    Despite the high prevalence of hypertension (HTN), only a small proportion of the hypertensive patients will ultimately develop hypertensive crisis. In fact, some patients with hypertensive crisis do not report a history of HTN or previous use of antihypertensive medication. The majority of the patients with hypertensive crisis often report non-specific symptoms, whereas heart-related symptoms (dyspnea, chest pain, arrhythmias, and syncope) are less common. Hypertensive crises can be divided into hypertensive emergencies or hypertensive urgencies according to the presence or absence of acute target organ damage, respectively. This differentiation is an extremely useful classification in clinical practice since a different management is needed, which in turn has a significant effect on the morbidity and mortality of these patients. Therefore, it is very crucial for the physician in the emergency department to identify the hypertensive emergencies and to manage them through blood pressure lowering medications in order to avoid further target organ damage or deterioration. The aim of this narrative review is to summarize the recent evidence in an effort to improve the awareness, recognition, risk stratification, and treatment of hypertensive crisis in patients referred to the emergency department. PMID:28119918

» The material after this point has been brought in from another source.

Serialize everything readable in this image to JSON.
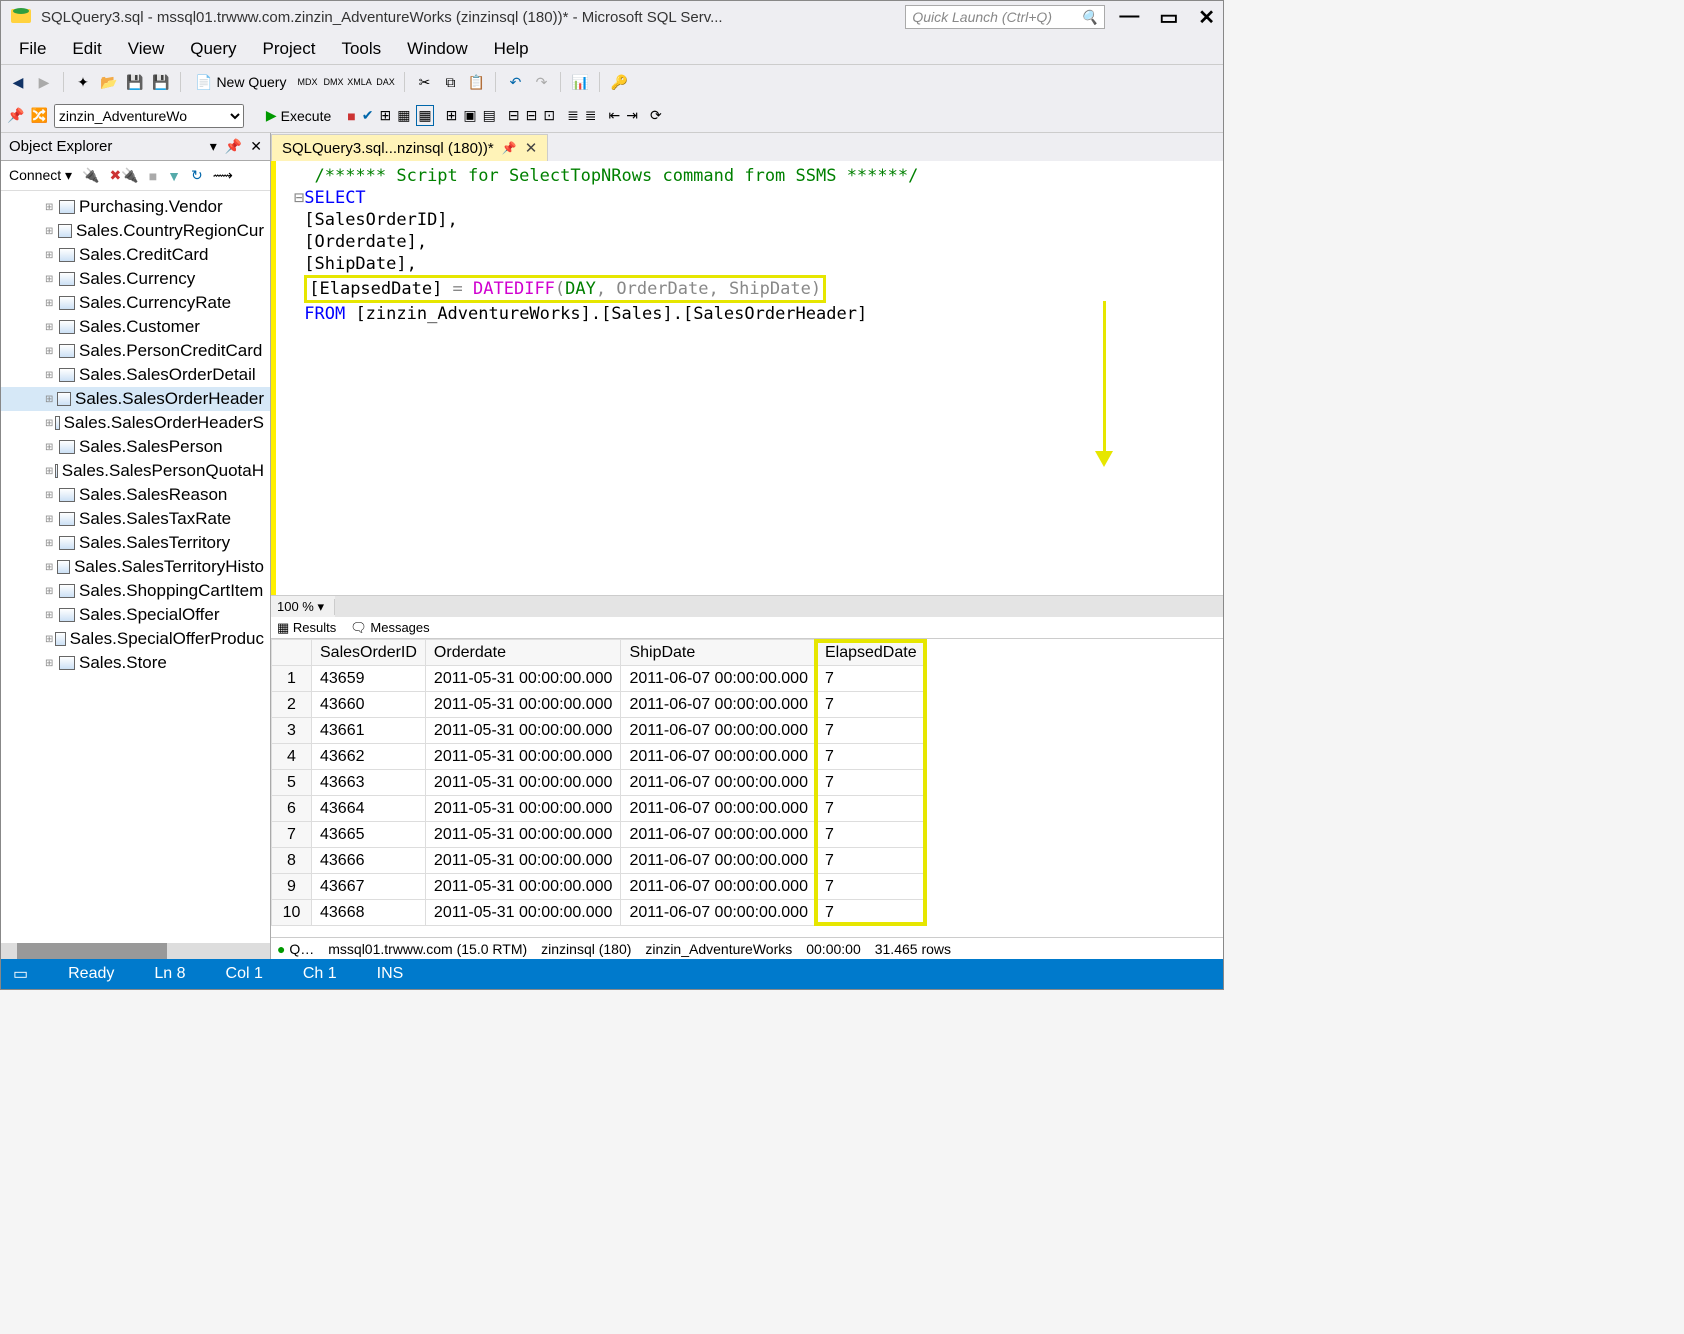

  7. [Preduodenal portal vein (author's transl)].

    PubMed

    Tovar, J A; Benavent, M; Bachiller, C; Díez-Pardo, J A

    1978-01-01

    Three cases of preduodenal portal vein (PDPV) observed in newborns and young infants are reported. In two patients the diagnosis was made during operations for duodenal stenosis and in the remaining one while operating for midgut volvulus and necrosis. In no case was the PDPV responsible for the clinical picture but in all three patients it was accompanied by other causes of obstruction: annular pancreas, extrinsic adhesive bands and malrotation. In one case there was also an asplenia, and polisplenia was present in another one. Both had malrotation and some degree of abnormal visceral asimmetry. The incidence of associated malformations in 52 previously reported cases is analyzed, and the more convincing embriological explanation for this anomaly is commented upon.

  8. The Astrostatistics and Astroinformatics Portal

    NASA Astrophysics Data System (ADS)

    Feigelson, Eric; Hilbe, J. M.

    2014-01-01

    The Astrostatistics and Astroinformatics Portal (ASAIP, http://asaip.psu.edu) is a Web resource started in 2012 to foster research into advanced methodologies for astronomical research, and to promulgate such methods into the broader astronomy community. It provides searchable abstracts to Recent Papers in the field, several discussion Forums, various resources for researchers, brief Articles by experts, lists of Meetings, and access to various Web resources such as on-line courses, books and blogs. The material can be electronically searched. The site will be used for public outreach by organizations associated with the AAS, IAU, ISI (International Statistical Institute), and LSST. ASAIP has nearly 700 members who can contribute material, and its resources are readable by the general Web public. This presentation gives examples of recent ASAIP entries and encourages AAS members to use its resources.

  9. Pulmonary hypertension - at home

    MedlinePlus

    Pulmonary hypertension (PAH) is abnormally high blood pressure in the arteries of the lungs. With PAH, the right side ... Chin K, Channick RN. Pulmonary